The guidelines on Decisions Relating to Cardiopulmonary Resuscitation begin with a reassuringly objective view of medicine: its “primary goal” is to benefit patients by “restoring or maintaining their health as far as possible, thereby maximising benefit and minimising harm”. Some might want to add that medicine has several goals, not all of which relate to promoting health; however, those who see the aim of the profession as more than consumer satisfaction will welcome the suggestion here that not just any choice (...) counts as medicine. In the same way, the statement which heads the next paragraph would be rejected by very few readers if “quality of life” were suitably defined. If all we mean by “quality of life” is the patient's level of wellbeing, with no suggestion that the value of his or her “being” can fall to zero or below, it is uncontroversial that “it is not an appropriate goal of medicine to prolong life at all costs with no regard to its quality or the burdens of treatment on the patient”. This is, however, an overly benign interpretation of “quality of life” observations as they appear in the guidelines. (shrink)
The proposal for reproducing human generations in vitro raises the question to what extent parenthood is possible in embryos and to what extent human rights and interests are dependent on conscious awareness. This paper argues that the interest in not being made a parent non-consensually for the benefit of others persists throughout the lifespan of the individual human organism. We do not become genetic parents by learning that we are parents; rather, we discover (or fail to discover) an existing genetic (...) relationship between our offspring and ourselves. The claim to genetic parenthood of an embryo used for reproduction in vitro is, if anything, clearer than the claim of the adult for whom gametes are derived via ips cells, in that an embryo’s cells, unlike an adult’s somatic cells, are already functionally geared to producing gametes (among other types of cell). An embryo used to make gametes that are used in reproduction is immediately and non-consensually made a genetic parent and to that extent is wronged whether or not the parent embryo survives – as some could survive – the harvesting of cells. All human individuals carry objective interests in benefits appropriate to the kind of being they are; these include the stake in not being made a parent without one’s consent, whether posthumously or otherwise. (shrink)

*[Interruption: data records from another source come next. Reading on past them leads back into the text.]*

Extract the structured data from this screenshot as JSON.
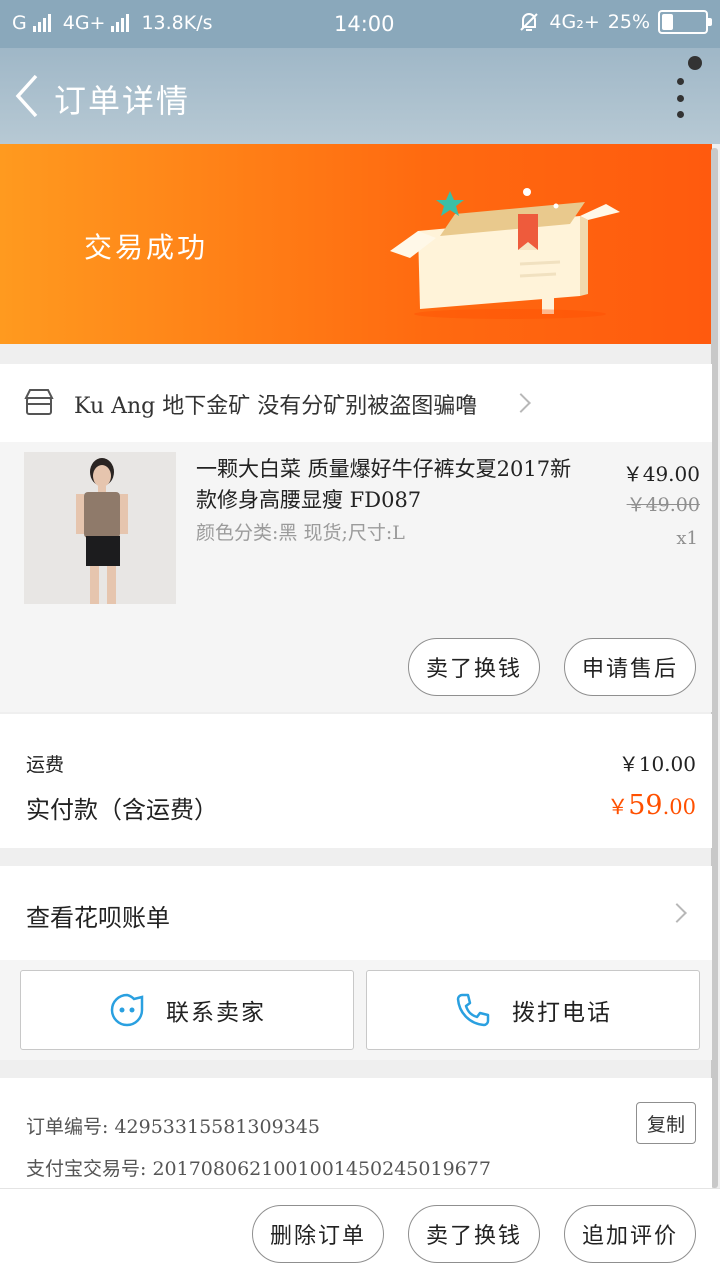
{
  "status_bar": {
    "carrier1": "G",
    "carrier2": "4G+",
    "speed": "13.8K/s",
    "time": "14:00",
    "network": "4G₂+",
    "battery_text": "25%",
    "battery_level": 0.25
  },
  "header": {
    "title": "订单详情"
  },
  "banner": {
    "status": "交易成功"
  },
  "shop": {
    "name": "Ku Ang 地下金矿 没有分矿别被盗图骗噜"
  },
  "product": {
    "title": "一颗大白菜 质量爆好牛仔裤女夏2017新款修身高腰显瘦 FD087",
    "sku": "颜色分类:黑 现货;尺寸:L",
    "price": "￥49.00",
    "original_price": "￥49.00",
    "quantity": "x1",
    "actions": [
      "卖了换钱",
      "申请售后"
    ]
  },
  "fees": {
    "shipping_label": "运费",
    "shipping_value": "￥10.00",
    "total_label": "实付款（含运费）",
    "total_currency": "￥",
    "total_int": "59",
    "total_dec": ".00"
  },
  "bill": {
    "label": "查看花呗账单"
  },
  "contact": {
    "seller_label": "联系卖家",
    "call_label": "拨打电话"
  },
  "order_info": {
    "order_no_label": "订单编号:",
    "order_no": "42953315581309345",
    "alipay_label": "支付宝交易号:",
    "alipay_no": "2017080621001001450245019677",
    "copy_label": "复制"
  },
  "bottom_actions": [
    "删除订单",
    "卖了换钱",
    "追加评价"
  ],
  "colors": {
    "accent": "#ff5000",
    "banner_start": "#ff9a1f",
    "banner_end": "#ff5a0e",
    "header": "#a9bfcc",
    "link_blue": "#2aa0e0"
  }
}
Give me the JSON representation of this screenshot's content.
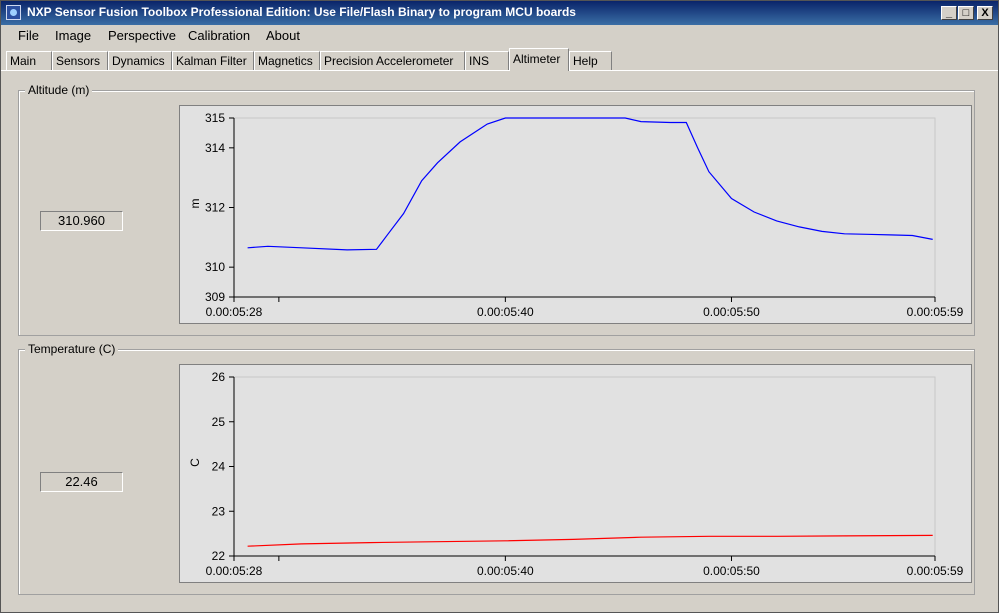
{
  "window": {
    "title": "NXP Sensor Fusion Toolbox Professional Edition: Use File/Flash Binary to program MCU boards",
    "controls": {
      "minimize": "_",
      "maximize": "□",
      "close": "X"
    }
  },
  "menu": [
    "File",
    "Image",
    "Perspective",
    "Calibration",
    "About"
  ],
  "tabs": [
    "Main",
    "Sensors",
    "Dynamics",
    "Kalman Filter",
    "Magnetics",
    "Precision Accelerometer",
    "INS",
    "Altimeter",
    "Help"
  ],
  "active_tab": "Altimeter",
  "altitude": {
    "group_label": "Altitude (m)",
    "value": "310.960"
  },
  "temperature": {
    "group_label": "Temperature (C)",
    "value": "22.46"
  },
  "colors": {
    "altitude_line": "#0000ff",
    "temperature_line": "#ff0000"
  },
  "chart_data": [
    {
      "type": "line",
      "title": "",
      "ylabel": "m",
      "xlabel": "",
      "ylim": [
        309,
        315
      ],
      "yticks": [
        "309",
        "310",
        "312",
        "314",
        "315"
      ],
      "xlim": [
        28,
        59
      ],
      "xticks": [
        {
          "t": 28,
          "label": "0.00:05:28"
        },
        {
          "t": 40,
          "label": "0.00:05:40"
        },
        {
          "t": 50,
          "label": "0.00:05:50"
        },
        {
          "t": 59,
          "label": "0.00:05:59"
        }
      ],
      "series": [
        {
          "x": [
            28.6,
            29.5,
            31,
            33,
            34.3,
            34.8,
            35.5,
            36.3,
            37,
            38,
            39.2,
            40,
            42,
            44,
            45.3,
            46,
            47.3,
            48,
            48.5,
            49,
            50,
            51,
            52,
            53,
            54,
            55,
            56,
            57,
            58,
            58.9
          ],
          "y": [
            310.65,
            310.7,
            310.65,
            310.58,
            310.6,
            311.1,
            311.8,
            312.9,
            313.5,
            314.2,
            314.8,
            315.0,
            315.0,
            315.0,
            315.0,
            314.88,
            314.85,
            314.85,
            314.0,
            313.2,
            312.3,
            311.85,
            311.55,
            311.35,
            311.2,
            311.12,
            311.1,
            311.08,
            311.06,
            310.93
          ]
        }
      ]
    },
    {
      "type": "line",
      "title": "",
      "ylabel": "C",
      "xlabel": "",
      "ylim": [
        22,
        26
      ],
      "yticks": [
        "22",
        "23",
        "24",
        "25",
        "26"
      ],
      "xlim": [
        28,
        59
      ],
      "xticks": [
        {
          "t": 28,
          "label": "0.00:05:28"
        },
        {
          "t": 40,
          "label": "0.00:05:40"
        },
        {
          "t": 50,
          "label": "0.00:05:50"
        },
        {
          "t": 59,
          "label": "0.00:05:59"
        }
      ],
      "series": [
        {
          "x": [
            28.6,
            31,
            34,
            37,
            40,
            43,
            46,
            49,
            52,
            55,
            58.9
          ],
          "y": [
            22.22,
            22.27,
            22.3,
            22.32,
            22.34,
            22.37,
            22.42,
            22.44,
            22.44,
            22.45,
            22.46
          ]
        }
      ]
    }
  ]
}
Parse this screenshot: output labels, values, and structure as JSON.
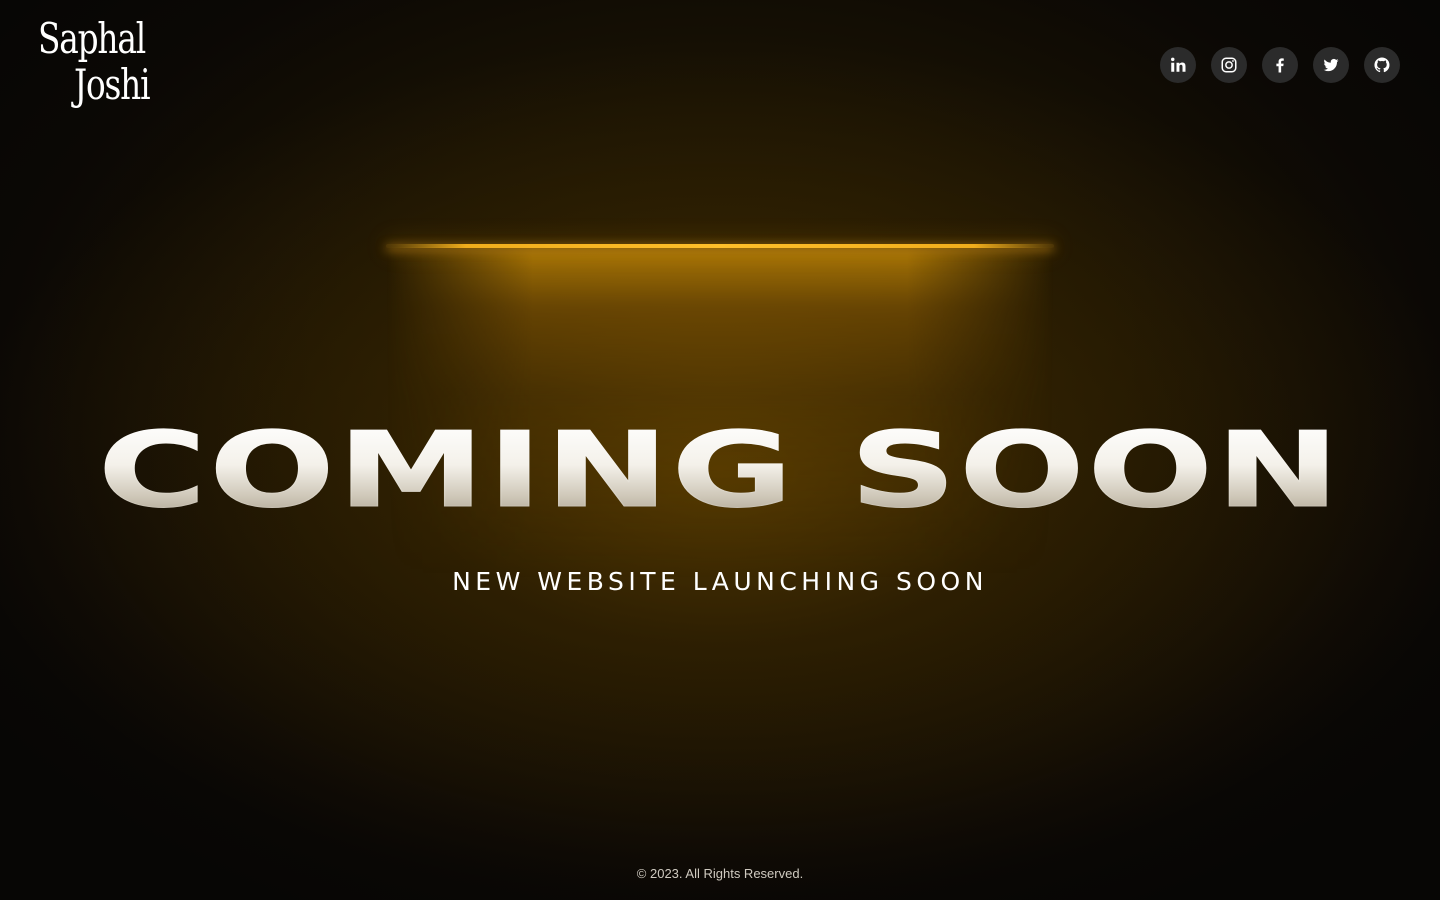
{
  "brand": {
    "logo_line1": "Saphal",
    "logo_line2": "Joshi"
  },
  "socials": [
    {
      "name": "LinkedIn",
      "icon": "linkedin-icon"
    },
    {
      "name": "Instagram",
      "icon": "instagram-icon"
    },
    {
      "name": "Facebook",
      "icon": "facebook-icon"
    },
    {
      "name": "Twitter",
      "icon": "twitter-icon"
    },
    {
      "name": "GitHub",
      "icon": "github-icon"
    }
  ],
  "hero": {
    "headline": "COMING SOON",
    "subheadline": "NEW WEBSITE LAUNCHING SOON"
  },
  "footer": {
    "copyright": "© 2023. All Rights Reserved."
  },
  "colors": {
    "accent_light": "#f0ad1c",
    "icon_bg": "#2b2b2b",
    "background": "#0a0805"
  }
}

Some form of potential or "capacity" is often seen as evidence of human moral status. Opinions differ as to whether the potential of the embryo should be regarded as such evidence. In this paper, I discuss some common arguments against regarding the embryo's potential as a sign of human status, together with some less common arguments in favour of regarding the embryo's potential in this way.